Why is it so easy for us to lose focus on the One who has loved us with a perfect love and blesses us with every temporal and spiritual blessing? Jesus purifies His own people by sharing His heart of grief, “Nevertheless I have this against you, that you have left your first love.” (Revelation 2:4)
What are your priorities? What do you treasure in this life? Jesus said, “For where your treasure is, there your heart will be also.” (Matthew 6:21) Is purity in heart a treasure you seek?
If we follow the advice of the world, we will build our own mini-kingdoms without much concern with God’s opinion of our work. How many people live their lives, set their goals, and make their plans without any place for God’s Word? Our passage today deals with the vanity of our worldly plans, of the plans we make without considering the Lord. If we are going to build something that lasts, we must build it around God – around His purposes and His character. God is building His kingdom. It will last. The question for each of us is whether we are on His agenda or our own.
The world is full of vulnerable people. The book of Ruth tells the story of a vulnerable young woman who leaves her country to join her mother-inlaw and live in the land of Israel. It’s also the story of one man who protected her in her vulnerability – a man named Boaz. Today, we want to see his story and see how he protected this vulnerable woman who had left her own people, even her own religion, to be part of the nation of Israel and to worship the God of Israel. We may notice people around us who are vulnerable, some of whom are: children, immigrants and refugees, women, ethnic minorities, the sick, and others. How would we care for them with the care God calls us to demonstrate?
As we read the final verses of Paul’s letter to the Corinthians, we will notice how much he valued his relationships. Without their help, it is simply impossible to imagine how he would have been as successful in bringing the gospel throughout the Roman empire. Relationships are as vital as they are difficult, so it is especially important to keep God’s purposes in mind. Because relationships matter, we must pursue them through our relationship with Christ. A growing Christian life is a relationally connected life.

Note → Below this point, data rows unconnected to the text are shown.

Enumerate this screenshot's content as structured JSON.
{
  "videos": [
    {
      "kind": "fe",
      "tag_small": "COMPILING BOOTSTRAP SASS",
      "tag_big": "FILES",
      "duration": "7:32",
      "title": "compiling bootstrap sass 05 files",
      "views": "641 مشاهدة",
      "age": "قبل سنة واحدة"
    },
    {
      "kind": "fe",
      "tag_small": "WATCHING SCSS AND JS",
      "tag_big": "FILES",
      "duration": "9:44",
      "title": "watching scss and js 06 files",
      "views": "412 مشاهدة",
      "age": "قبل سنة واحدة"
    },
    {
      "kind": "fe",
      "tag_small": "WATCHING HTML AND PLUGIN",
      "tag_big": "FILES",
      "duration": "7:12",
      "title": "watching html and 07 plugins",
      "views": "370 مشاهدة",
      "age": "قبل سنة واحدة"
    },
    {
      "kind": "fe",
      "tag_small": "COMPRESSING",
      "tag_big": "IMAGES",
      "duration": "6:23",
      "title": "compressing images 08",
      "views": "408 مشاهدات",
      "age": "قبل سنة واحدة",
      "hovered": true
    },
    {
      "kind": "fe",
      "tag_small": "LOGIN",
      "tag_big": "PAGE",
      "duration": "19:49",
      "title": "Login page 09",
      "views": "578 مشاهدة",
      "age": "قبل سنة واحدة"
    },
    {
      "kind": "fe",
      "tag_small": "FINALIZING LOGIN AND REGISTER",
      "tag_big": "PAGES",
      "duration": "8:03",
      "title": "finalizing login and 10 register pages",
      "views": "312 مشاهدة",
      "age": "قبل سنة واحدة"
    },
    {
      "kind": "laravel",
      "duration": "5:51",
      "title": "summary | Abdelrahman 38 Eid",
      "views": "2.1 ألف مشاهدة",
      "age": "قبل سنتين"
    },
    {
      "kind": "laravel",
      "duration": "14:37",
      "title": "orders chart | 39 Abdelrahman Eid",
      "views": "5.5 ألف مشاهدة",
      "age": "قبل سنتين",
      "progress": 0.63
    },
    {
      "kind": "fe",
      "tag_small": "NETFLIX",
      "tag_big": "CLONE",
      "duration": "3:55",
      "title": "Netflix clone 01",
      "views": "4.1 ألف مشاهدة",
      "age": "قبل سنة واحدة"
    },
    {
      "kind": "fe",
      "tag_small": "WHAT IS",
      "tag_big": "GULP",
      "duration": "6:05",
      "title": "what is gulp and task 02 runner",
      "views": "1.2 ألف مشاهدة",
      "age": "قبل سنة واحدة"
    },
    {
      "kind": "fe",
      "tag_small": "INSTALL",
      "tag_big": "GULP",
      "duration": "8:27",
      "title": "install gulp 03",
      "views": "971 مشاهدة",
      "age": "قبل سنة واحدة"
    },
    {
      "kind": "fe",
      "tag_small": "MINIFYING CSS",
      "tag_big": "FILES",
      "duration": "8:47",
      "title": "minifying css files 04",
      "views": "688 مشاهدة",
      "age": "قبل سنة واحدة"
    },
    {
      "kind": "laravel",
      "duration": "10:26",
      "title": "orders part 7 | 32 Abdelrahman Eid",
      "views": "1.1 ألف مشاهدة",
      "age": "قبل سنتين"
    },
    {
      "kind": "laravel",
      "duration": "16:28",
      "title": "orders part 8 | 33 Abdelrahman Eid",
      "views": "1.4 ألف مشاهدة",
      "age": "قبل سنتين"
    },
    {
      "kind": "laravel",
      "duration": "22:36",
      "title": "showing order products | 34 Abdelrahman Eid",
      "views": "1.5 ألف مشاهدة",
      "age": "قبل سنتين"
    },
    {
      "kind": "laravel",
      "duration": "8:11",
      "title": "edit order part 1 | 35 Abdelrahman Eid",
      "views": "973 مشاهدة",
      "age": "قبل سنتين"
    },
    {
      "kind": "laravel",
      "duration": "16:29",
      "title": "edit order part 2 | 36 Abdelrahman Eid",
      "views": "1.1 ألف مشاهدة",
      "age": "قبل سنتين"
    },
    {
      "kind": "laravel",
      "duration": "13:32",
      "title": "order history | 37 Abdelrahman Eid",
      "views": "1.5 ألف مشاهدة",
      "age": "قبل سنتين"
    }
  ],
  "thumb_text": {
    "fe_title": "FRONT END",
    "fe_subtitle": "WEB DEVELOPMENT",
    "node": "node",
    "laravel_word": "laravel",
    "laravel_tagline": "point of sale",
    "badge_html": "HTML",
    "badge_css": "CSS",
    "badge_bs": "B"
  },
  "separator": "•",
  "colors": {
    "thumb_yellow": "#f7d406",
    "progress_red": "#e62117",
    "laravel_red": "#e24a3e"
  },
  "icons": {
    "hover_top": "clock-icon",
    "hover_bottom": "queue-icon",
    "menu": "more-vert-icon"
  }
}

Ephesians 4:7-16 English Standard Version (ESV) 7 But grace was given to each one of us according to the measure of Christ’s gift. 8 Therefore it says, “When he ascended on high he led a host of captives, and he gave gifts to men.” 9 (In saying, “He ascended,” what does it mean but that he had also descended into the lower regions, the earth? 10 He…